Could each record be restated word for word?
━━ Given entries
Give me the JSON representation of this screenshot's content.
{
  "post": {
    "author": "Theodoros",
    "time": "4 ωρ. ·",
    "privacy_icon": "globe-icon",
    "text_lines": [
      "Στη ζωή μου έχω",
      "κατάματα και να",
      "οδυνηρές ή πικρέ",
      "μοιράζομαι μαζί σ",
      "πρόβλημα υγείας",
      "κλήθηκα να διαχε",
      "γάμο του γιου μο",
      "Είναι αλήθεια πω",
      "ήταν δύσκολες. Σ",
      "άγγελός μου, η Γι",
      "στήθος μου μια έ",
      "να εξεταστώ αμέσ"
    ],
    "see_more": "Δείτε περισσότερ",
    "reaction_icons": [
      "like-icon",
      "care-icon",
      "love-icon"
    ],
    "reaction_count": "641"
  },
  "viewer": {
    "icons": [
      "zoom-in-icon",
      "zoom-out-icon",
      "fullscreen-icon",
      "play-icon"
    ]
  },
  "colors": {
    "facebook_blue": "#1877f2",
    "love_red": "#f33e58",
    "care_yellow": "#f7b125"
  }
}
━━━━
Output for this exercise →
Give me the JSON representation of this screenshot's content.
{
  "post": {
    "author": "Theodoros",
    "time": "4 ωρ. ·",
    "privacy_icon": "globe-icon",
    "text_lines": [
      "Στη ζωή μου έχω",
      "κατάματα και να",
      "οδυνηρές ή πικρέ",
      "μοιράζομαι μαζί σ",
      "πρόβλημα υγείας",
      "κλήθηκα να διαχε",
      "γάμο του γιου μο",
      "Είναι αλήθεια πω",
      "ήταν δύσκολες. Σ",
      "άγγελός μου, η Γι",
      "στήθος μου μια έ",
      "να εξεταστώ αμέσ"
    ],
    "see_more": "Δείτε περισσότερ",
    "reaction_icons": [
      "like-icon",
      "care-icon",
      "love-icon"
    ],
    "reaction_count": "641"
  },
  "viewer": {
    "icons": [
      "zoom-in-icon",
      "zoom-out-icon",
      "fullscreen-icon",
      "play-icon"
    ]
  },
  "colors": {
    "facebook_blue": "#1877f2",
    "love_red": "#f33e58",
    "care_yellow": "#f7b125"
  }
}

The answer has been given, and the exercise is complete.